Maybe, I have heard exactly that elsewhere, but on the top of page 2 AG Barr said that SC referred several matters to other offices for further investigation.

So, considering what one previous AG called a “matter”, that could be interesting. I have to hope so.

DieJustAsHappy | March 24, 2019 at 8:15 pm

As good of an explanation as any. (Took me four attempts to Login to make this comment. Page reloading errors. Done with this site for the day.)

I just read the summary. No American could be found having actually conspired with the Russians among 330 million citizens, including one President Trump. No underlying crime makes prosecuting obstruction of justice very difficult (one of those “hard issues of fact and law”, so, so hard) and along with “no conclusion”, a bluntly worded (by Barr) lack of evidence.

I still stand by the Presidency’s authority to fire the director of the FBI. The very fact the Mueller probe came to a conclusion flies in the face of obstruction. This two year shot across the bow doesn’t change my view of the Constitutional structure of the executive branch.

A Special Prosecutor is neither a judge nor a jury so he cannot determine innocence or guilt; at best, he can present unproven allegations and associated evidence.

Where James Comey assumed the role of a prosecutor in the Hillary email case, Mueller assumed the role of an FBI agent in the Trump obstruction investigation; he presented the allegations, but decided not to decided. Almost two years and $40 million dollars and Mueller takes the opportunity to keep the investigation alive after he walks away.

Now we’ll have to listen to the Democrats in the house count the angels on the head of pin for the rest of Trumps first term.

Close The Fed | March 24, 2019 at 9:20 pm

I put up with Obama for 8 years. But when my candidate won, the left negated our victory. The DNC server(s) were never examined. I spent 3 years in the Army and my clearance was above top secret. If I had done what she had done, I’d have been in prison for a VERY long time.

President Trump should direct A.G. Barr to re-examine the DNC matter and to prosecute Hillary Clinton. There’s no OBJECTIVE reason for her to be above the law.

Somehow the shrew has used vinegar to stay above the law. She’s not Obama, the first black president. No reason to spare her the justice others have endured for far less than she did.

    Milhouse in reply to Close The Fed. | March 24, 2019 at 11:26 pm

    Is she still within the statute of limitations?

      CorkyAgain in reply to Milhouse. | March 24, 2019 at 11:52 pm

      More to the point is there any pertinent evidence that she or her minions haven’t already destroyed?

      Talk about obstruction of justice!

      Close The Fed in reply to Milhouse. | March 25, 2019 at 10:47 am

      I don’t know the statute for these crimes. However, regardless, she probably has some income from government “employment” so it would be appropriate to strip that from her, even if she can’t be imprisoned.

Yes, after his first report found no evidence that bias influenced actions, despite that report being replete with examples of bias.

Dems are engaged in projection.

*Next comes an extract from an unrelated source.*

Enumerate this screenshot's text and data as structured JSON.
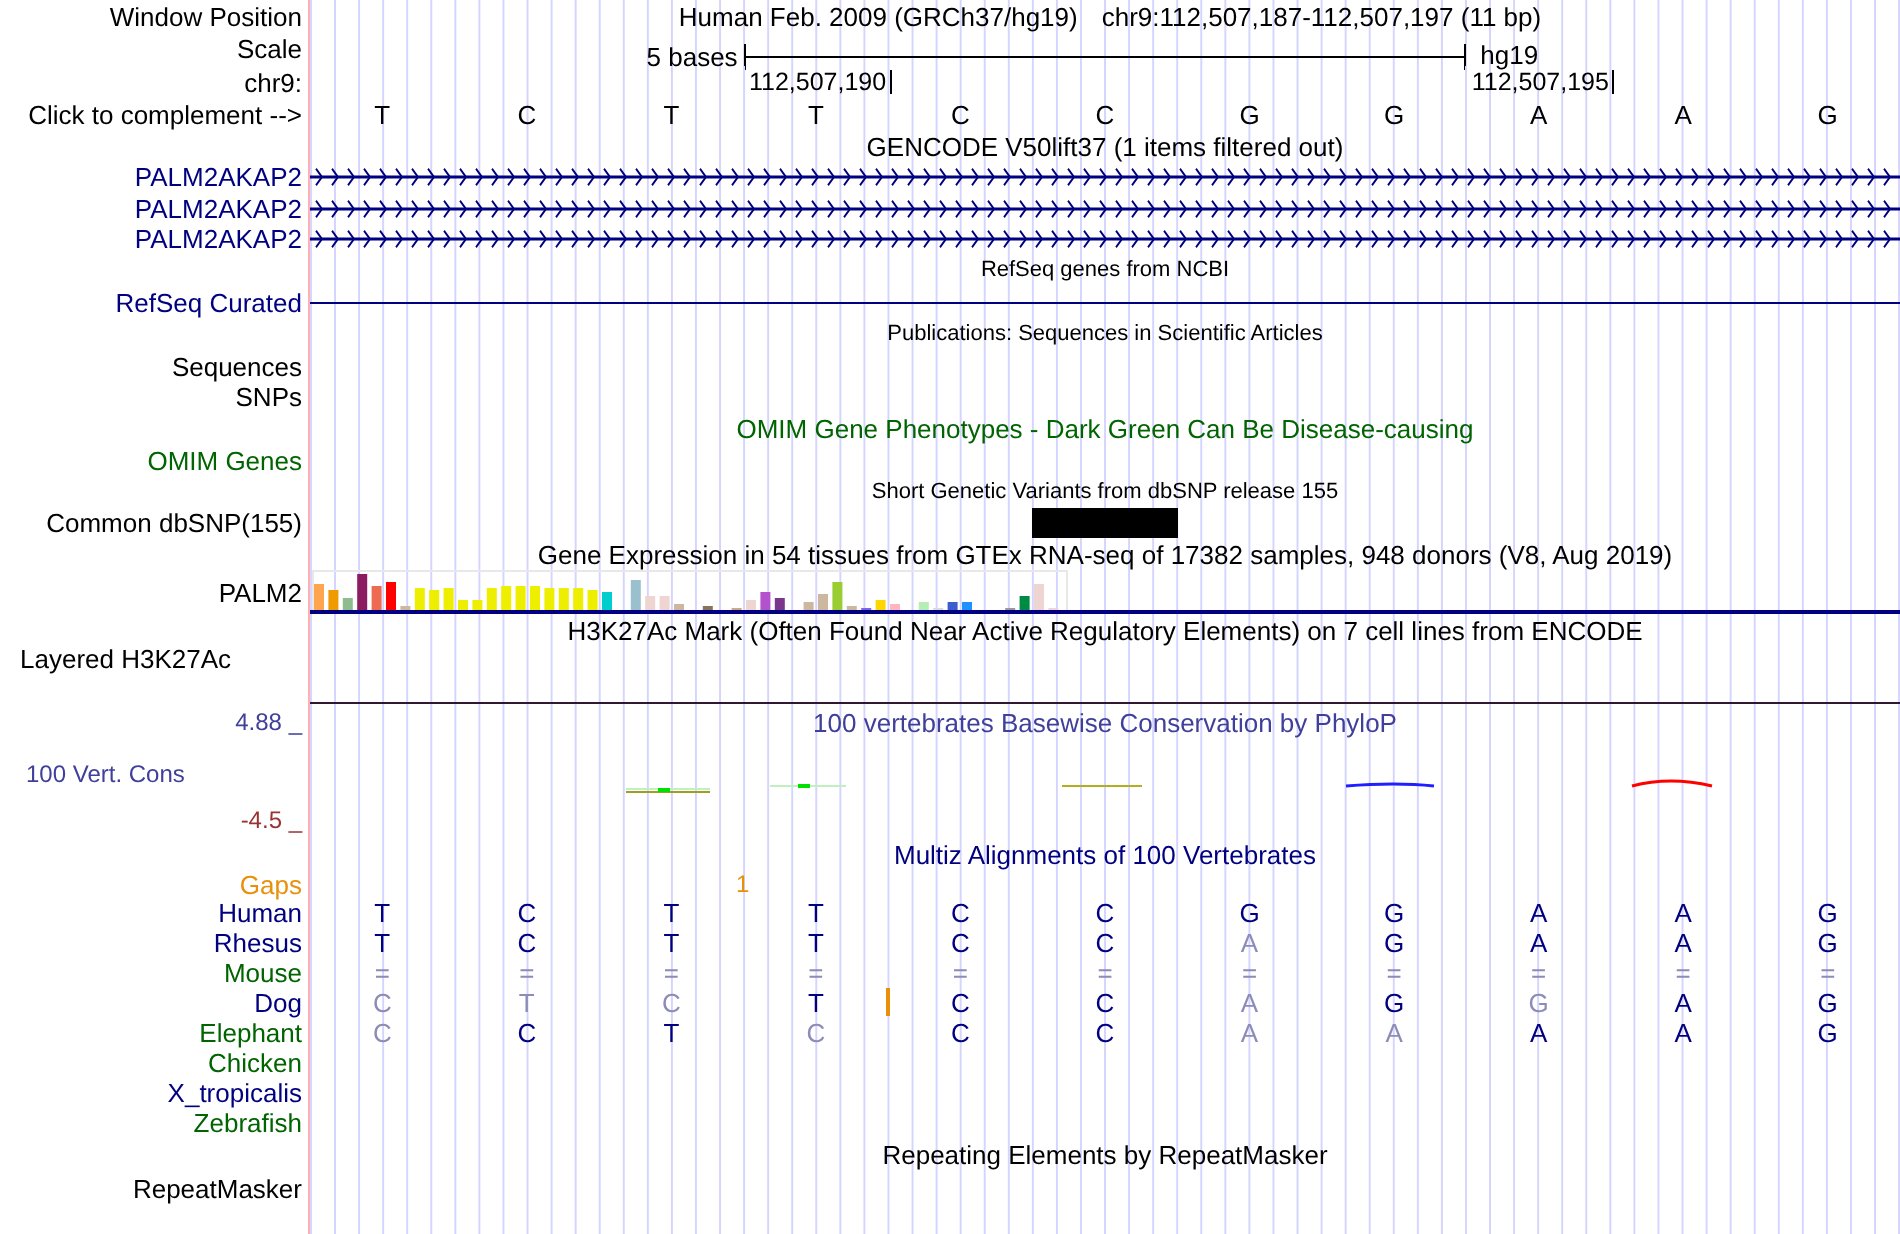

They know that if the Russians had tried to co-opt them, they would have agreed to anything (sold the country out) to win the election. (Think of Hillary’s sale of US uranium to the Russians for a speaking fee.) (Think of Hillary’s hiring a Brit to fabricate the dossier; the use of cutouts to do the hiring proves she knew it was wrong.) (Think of Hillary’s dirty tricks to Bernie’s campaign.) Therefore, they reason (projection), Trump’s like me and must have done the same. But Trump’s not like them; he’s essentially honest and cares for America.

I never expected the dems to change regardless of how innocent Trump was shown to be. The republicans are a question. Will the report move them off the fence in supporting Trump? It should remove uncertainty about his guilt; will that translate to a more unified position in re policies and the election?

The best defense is a good offense.

Time to turn the investigation onto obama, clinton, schiff, wassermanshultz, etc.